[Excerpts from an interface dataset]

BEGIN

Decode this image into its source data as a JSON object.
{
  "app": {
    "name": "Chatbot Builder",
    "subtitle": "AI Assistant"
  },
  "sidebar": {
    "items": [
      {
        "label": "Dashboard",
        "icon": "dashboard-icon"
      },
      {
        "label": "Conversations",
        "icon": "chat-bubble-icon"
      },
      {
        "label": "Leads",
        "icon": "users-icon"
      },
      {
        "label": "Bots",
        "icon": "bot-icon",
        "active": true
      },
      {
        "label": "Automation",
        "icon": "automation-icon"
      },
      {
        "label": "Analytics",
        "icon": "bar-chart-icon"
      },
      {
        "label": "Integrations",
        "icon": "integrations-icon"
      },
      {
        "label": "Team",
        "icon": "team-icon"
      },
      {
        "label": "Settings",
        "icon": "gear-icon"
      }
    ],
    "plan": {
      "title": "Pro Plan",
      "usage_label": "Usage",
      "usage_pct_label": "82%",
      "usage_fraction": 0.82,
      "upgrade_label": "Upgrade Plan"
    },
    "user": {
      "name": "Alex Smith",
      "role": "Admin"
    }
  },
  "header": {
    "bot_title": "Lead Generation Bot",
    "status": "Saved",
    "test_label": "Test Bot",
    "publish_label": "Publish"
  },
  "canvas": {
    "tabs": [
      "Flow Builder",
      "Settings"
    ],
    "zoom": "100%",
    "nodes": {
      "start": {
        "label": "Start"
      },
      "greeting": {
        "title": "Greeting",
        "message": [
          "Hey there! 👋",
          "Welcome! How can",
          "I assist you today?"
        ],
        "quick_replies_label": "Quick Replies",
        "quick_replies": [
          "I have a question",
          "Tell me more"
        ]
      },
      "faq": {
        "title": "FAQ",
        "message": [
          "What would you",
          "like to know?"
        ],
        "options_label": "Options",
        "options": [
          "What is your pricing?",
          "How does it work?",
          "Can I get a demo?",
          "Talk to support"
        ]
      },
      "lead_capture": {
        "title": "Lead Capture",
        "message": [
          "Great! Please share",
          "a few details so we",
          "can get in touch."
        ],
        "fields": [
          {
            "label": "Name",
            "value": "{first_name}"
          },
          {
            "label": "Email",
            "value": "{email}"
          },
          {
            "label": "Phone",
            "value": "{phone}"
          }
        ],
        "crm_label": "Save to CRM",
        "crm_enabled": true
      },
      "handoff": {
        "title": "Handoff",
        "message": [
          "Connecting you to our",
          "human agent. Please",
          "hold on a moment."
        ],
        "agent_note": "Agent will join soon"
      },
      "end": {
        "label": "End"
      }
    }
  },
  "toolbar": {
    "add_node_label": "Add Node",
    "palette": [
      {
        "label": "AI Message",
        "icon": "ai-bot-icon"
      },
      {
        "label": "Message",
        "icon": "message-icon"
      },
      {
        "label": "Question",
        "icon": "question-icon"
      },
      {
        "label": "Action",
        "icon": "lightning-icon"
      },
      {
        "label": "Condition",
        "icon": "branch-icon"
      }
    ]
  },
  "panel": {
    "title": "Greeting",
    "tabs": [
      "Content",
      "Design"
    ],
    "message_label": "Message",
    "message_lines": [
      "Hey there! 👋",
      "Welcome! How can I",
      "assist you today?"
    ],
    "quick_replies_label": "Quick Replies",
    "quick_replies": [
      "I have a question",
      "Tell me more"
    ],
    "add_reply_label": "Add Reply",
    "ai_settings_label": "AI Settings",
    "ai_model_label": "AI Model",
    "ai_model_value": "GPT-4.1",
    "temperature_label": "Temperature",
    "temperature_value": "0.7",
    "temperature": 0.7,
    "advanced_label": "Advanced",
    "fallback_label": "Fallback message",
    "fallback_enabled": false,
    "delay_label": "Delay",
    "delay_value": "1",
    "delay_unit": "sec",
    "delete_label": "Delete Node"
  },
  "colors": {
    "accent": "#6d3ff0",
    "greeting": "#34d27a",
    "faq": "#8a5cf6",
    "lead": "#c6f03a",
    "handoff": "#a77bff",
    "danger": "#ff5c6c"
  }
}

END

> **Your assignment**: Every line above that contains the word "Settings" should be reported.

> **Solved exercise**:
        "label": "Settings",
      "Settings"
    "ai_settings_label": "AI Settings",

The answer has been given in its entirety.